• _Exercise requirements_:
Below is a listing to write out in full, exactly as given, without its pictures.

• _Data shown_:
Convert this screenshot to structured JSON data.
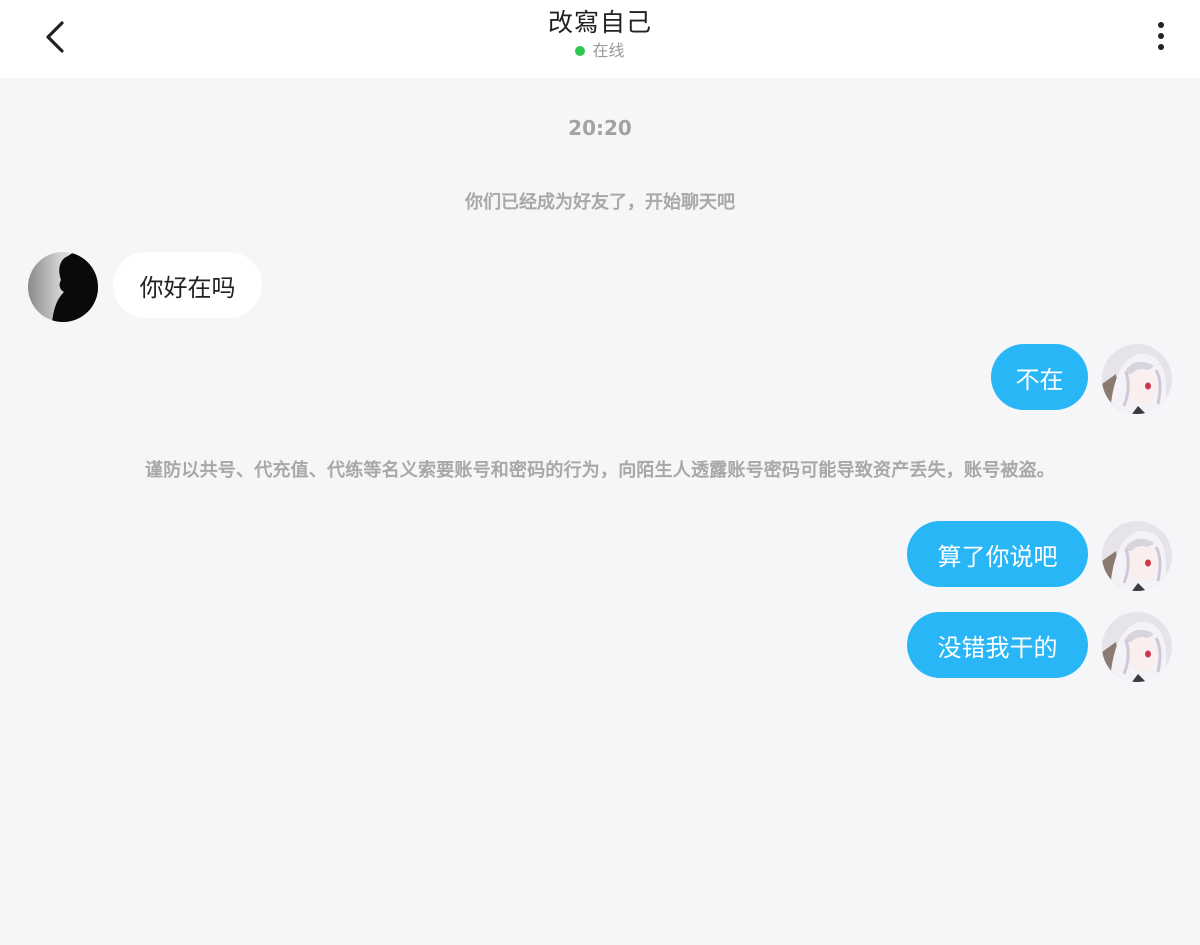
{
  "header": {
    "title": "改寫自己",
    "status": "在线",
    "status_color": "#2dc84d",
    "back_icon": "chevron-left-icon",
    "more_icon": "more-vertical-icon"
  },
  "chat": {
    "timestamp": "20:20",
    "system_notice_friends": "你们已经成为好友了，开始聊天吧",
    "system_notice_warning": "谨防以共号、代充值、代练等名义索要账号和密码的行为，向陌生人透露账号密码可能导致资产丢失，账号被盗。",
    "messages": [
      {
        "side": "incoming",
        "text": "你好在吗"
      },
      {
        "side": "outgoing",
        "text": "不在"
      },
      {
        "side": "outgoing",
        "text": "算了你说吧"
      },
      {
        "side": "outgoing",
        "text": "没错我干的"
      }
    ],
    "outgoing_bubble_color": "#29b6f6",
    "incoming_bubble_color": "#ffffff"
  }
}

• _Exercise output_:
Convert this screenshot to structured JSON data.
{
  "header": {
    "title": "改寫自己",
    "status": "在线",
    "status_color": "#2dc84d",
    "back_icon": "chevron-left-icon",
    "more_icon": "more-vertical-icon"
  },
  "chat": {
    "timestamp": "20:20",
    "system_notice_friends": "你们已经成为好友了，开始聊天吧",
    "system_notice_warning": "谨防以共号、代充值、代练等名义索要账号和密码的行为，向陌生人透露账号密码可能导致资产丢失，账号被盗。",
    "messages": [
      {
        "side": "incoming",
        "text": "你好在吗"
      },
      {
        "side": "outgoing",
        "text": "不在"
      },
      {
        "side": "outgoing",
        "text": "算了你说吧"
      },
      {
        "side": "outgoing",
        "text": "没错我干的"
      }
    ],
    "outgoing_bubble_color": "#29b6f6",
    "incoming_bubble_color": "#ffffff"
  }
}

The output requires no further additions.